■ Listed records ■
:::

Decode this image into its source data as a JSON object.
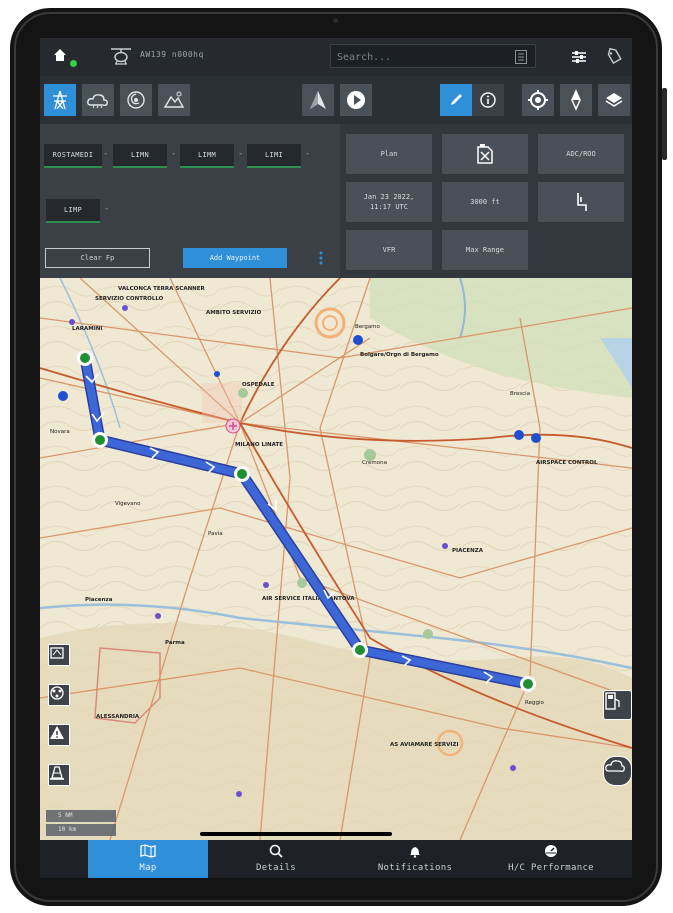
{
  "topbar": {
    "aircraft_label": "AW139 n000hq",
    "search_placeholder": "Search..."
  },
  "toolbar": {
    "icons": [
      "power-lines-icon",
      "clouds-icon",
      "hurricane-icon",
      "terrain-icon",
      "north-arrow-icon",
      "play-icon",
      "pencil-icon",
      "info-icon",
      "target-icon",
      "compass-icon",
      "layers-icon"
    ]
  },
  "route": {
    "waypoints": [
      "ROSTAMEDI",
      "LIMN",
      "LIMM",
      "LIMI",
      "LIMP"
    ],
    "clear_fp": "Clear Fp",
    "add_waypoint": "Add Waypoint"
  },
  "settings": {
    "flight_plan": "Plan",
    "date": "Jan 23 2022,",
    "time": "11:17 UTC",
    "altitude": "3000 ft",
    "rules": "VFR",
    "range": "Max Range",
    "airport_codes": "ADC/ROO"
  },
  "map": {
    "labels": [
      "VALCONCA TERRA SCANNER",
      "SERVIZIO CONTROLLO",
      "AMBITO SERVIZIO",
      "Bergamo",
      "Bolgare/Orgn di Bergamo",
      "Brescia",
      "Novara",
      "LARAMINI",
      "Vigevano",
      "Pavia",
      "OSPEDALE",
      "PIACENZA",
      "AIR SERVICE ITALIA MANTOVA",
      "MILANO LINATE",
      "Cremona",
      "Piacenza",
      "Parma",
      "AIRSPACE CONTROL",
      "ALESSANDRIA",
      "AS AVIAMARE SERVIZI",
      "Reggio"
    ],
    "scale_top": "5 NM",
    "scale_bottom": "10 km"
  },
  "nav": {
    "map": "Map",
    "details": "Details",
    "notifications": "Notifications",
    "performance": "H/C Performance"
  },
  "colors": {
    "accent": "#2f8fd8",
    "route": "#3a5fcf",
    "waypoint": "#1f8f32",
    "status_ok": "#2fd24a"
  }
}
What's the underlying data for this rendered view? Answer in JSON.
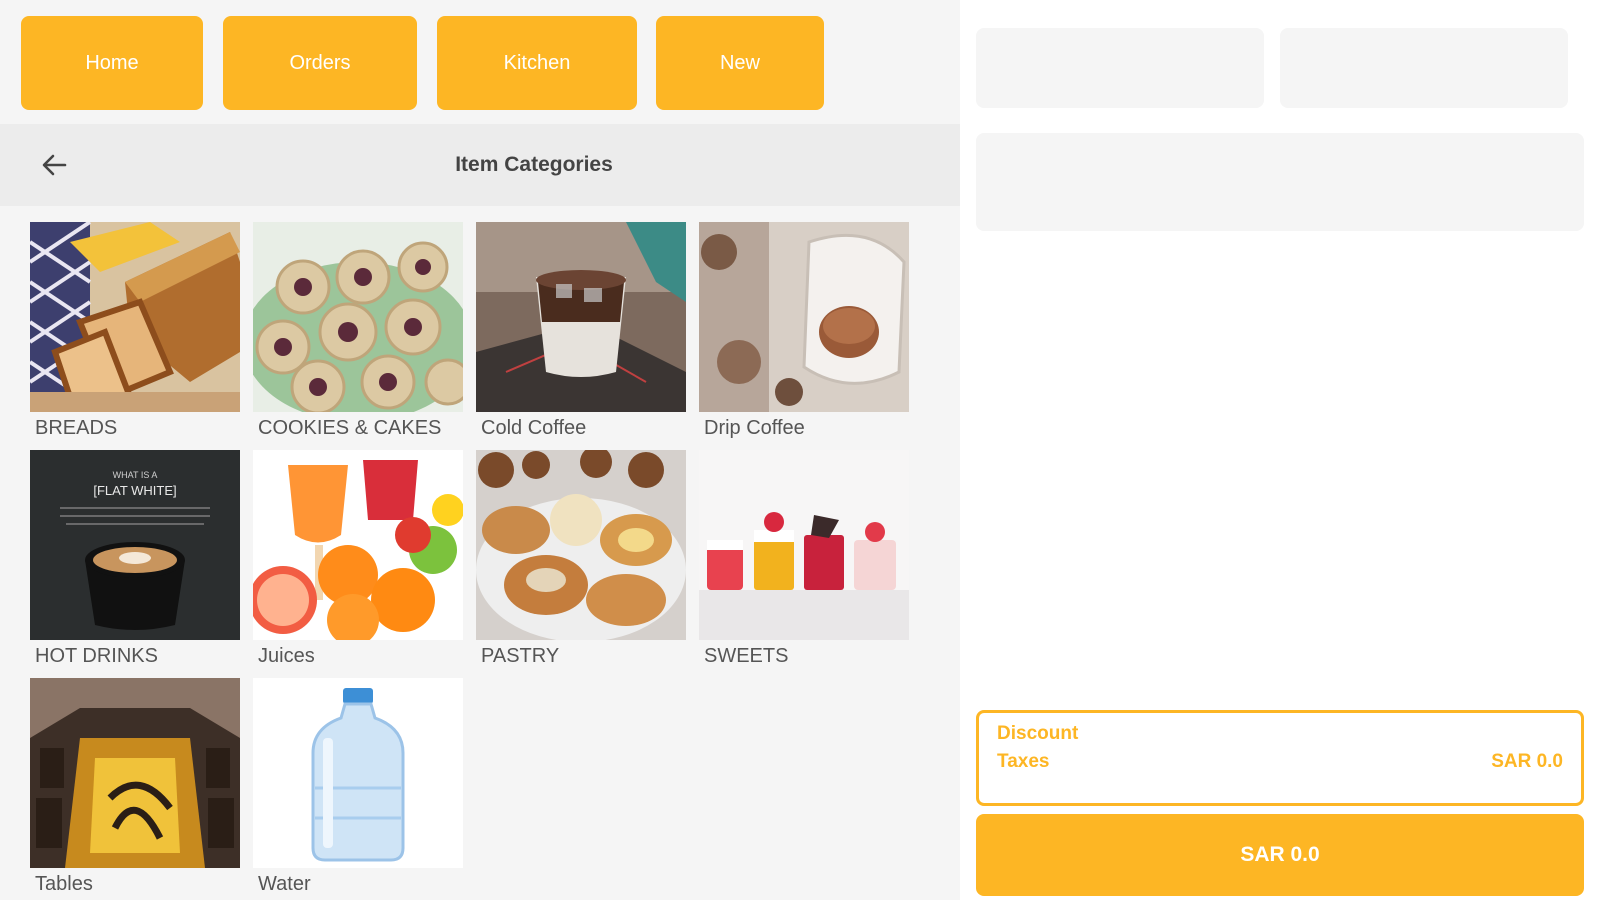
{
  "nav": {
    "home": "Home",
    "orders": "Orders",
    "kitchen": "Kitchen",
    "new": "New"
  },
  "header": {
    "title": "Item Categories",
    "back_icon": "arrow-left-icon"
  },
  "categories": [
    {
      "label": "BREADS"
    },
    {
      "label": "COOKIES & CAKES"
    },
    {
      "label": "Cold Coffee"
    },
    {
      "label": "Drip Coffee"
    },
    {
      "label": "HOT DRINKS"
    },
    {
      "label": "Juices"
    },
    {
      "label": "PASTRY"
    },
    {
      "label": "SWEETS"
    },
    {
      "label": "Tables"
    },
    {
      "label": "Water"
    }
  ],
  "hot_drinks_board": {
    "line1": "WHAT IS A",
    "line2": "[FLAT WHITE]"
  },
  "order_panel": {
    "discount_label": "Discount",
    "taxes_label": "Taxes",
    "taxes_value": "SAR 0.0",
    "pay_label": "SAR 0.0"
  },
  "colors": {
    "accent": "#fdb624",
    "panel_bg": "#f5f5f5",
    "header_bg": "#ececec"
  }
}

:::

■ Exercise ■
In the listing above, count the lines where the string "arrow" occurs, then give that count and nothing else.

■ Result ■
2